* Your goal *
Scan the listing for "ADSL" and copy out each line that has it.
*** Data excerpts Section Begins ***
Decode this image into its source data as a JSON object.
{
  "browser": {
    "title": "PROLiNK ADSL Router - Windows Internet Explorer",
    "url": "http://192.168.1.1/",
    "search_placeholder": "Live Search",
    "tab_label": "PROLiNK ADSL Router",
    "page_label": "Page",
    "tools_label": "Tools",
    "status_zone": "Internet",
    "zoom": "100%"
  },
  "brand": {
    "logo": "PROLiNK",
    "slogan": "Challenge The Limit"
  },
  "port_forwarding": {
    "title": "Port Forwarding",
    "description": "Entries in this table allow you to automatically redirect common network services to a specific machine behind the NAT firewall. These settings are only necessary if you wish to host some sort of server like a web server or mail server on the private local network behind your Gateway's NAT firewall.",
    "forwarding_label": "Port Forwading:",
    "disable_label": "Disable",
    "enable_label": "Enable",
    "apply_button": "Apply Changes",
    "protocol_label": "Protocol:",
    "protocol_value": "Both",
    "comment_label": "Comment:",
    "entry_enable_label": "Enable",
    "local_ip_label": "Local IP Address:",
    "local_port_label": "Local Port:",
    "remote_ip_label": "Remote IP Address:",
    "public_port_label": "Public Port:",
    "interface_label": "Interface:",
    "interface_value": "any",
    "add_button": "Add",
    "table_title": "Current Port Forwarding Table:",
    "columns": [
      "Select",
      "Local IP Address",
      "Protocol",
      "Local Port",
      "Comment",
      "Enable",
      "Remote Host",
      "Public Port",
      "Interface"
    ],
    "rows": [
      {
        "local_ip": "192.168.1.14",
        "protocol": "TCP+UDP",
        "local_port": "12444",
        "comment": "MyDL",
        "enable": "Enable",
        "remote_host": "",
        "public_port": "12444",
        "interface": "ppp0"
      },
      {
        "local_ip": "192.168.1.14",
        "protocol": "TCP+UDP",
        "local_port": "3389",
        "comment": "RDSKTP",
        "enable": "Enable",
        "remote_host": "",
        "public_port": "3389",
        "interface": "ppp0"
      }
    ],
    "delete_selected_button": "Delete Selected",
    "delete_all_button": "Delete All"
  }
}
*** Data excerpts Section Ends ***
* Your solution *
    "title": "PROLiNK ADSL Router - Windows Internet Explorer",
    "tab_label": "PROLiNK ADSL Router",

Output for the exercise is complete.